▸ Required action
Gather all lines in the data that hold the string "icon".

(Dataset rows describing interfaces)
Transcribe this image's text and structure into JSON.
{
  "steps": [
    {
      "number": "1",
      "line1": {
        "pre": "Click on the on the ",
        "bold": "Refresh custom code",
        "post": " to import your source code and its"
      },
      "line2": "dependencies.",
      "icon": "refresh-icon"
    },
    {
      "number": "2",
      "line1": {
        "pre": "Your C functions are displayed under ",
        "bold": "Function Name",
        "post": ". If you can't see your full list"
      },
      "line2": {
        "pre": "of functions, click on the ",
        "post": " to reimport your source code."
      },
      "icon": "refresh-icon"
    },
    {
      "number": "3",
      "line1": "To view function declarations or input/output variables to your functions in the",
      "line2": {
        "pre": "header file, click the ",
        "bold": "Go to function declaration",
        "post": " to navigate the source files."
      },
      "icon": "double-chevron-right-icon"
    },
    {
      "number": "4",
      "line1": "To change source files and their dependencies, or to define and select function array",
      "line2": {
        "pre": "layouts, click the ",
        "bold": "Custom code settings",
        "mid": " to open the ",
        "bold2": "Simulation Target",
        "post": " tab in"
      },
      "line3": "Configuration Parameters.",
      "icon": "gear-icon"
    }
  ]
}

▸ Worked solution
      "icon": "refresh-icon"
      "icon": "refresh-icon"
      "icon": "double-chevron-right-icon"
      "icon": "gear-icon"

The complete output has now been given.